> [Work order] Word for word, the records below are to be set down again.

> [Supplied information]
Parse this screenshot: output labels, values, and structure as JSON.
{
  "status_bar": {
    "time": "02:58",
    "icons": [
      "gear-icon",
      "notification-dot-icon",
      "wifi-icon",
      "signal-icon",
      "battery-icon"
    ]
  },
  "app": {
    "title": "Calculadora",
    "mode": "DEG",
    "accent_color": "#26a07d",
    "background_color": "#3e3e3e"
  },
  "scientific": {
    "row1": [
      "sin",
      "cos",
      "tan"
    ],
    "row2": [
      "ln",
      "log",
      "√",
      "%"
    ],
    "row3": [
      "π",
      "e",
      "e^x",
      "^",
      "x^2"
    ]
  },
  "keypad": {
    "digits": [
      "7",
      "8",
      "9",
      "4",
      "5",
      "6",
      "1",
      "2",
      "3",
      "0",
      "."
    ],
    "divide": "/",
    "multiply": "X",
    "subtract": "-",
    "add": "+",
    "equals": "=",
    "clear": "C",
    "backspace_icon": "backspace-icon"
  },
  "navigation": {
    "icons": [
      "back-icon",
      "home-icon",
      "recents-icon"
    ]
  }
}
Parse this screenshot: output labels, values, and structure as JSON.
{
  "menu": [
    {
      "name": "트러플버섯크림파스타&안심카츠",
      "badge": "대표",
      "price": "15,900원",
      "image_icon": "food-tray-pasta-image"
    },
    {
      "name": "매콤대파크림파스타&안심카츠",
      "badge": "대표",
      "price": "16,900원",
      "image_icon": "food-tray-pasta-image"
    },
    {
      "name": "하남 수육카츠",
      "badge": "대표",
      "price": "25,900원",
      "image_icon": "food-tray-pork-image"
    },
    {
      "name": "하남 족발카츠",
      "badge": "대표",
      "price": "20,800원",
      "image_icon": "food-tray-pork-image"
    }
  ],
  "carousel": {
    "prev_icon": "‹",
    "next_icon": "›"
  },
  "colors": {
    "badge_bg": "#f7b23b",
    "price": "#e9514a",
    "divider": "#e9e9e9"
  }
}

> [Solution to the problem]
Parse this screenshot: output labels, values, and structure as JSON.
{
  "status_bar": {
    "time": "02:58",
    "icons": [
      "gear-icon",
      "notification-dot-icon",
      "wifi-icon",
      "signal-icon",
      "battery-icon"
    ]
  },
  "app": {
    "title": "Calculadora",
    "mode": "DEG",
    "accent_color": "#26a07d",
    "background_color": "#3e3e3e"
  },
  "scientific": {
    "row1": [
      "sin",
      "cos",
      "tan"
    ],
    "row2": [
      "ln",
      "log",
      "√",
      "%"
    ],
    "row3": [
      "π",
      "e",
      "e^x",
      "^",
      "x^2"
    ]
  },
  "keypad": {
    "digits": [
      "7",
      "8",
      "9",
      "4",
      "5",
      "6",
      "1",
      "2",
      "3",
      "0",
      "."
    ],
    "divide": "/",
    "multiply": "X",
    "subtract": "-",
    "add": "+",
    "equals": "=",
    "clear": "C",
    "backspace_icon": "backspace-icon"
  },
  "navigation": {
    "icons": [
      "back-icon",
      "home-icon",
      "recents-icon"
    ]
  }
}
Parse this screenshot: output labels, values, and structure as JSON.
{
  "menu": [
    {
      "name": "트러플버섯크림파스타&안심카츠",
      "badge": "대표",
      "price": "15,900원",
      "image_icon": "food-tray-pasta-image"
    },
    {
      "name": "매콤대파크림파스타&안심카츠",
      "badge": "대표",
      "price": "16,900원",
      "image_icon": "food-tray-pasta-image"
    },
    {
      "name": "하남 수육카츠",
      "badge": "대표",
      "price": "25,900원",
      "image_icon": "food-tray-pork-image"
    },
    {
      "name": "하남 족발카츠",
      "badge": "대표",
      "price": "20,800원",
      "image_icon": "food-tray-pork-image"
    }
  ],
  "carousel": {
    "prev_icon": "‹",
    "next_icon": "›"
  },
  "colors": {
    "badge_bg": "#f7b23b",
    "price": "#e9514a",
    "divider": "#e9e9e9"
  }
}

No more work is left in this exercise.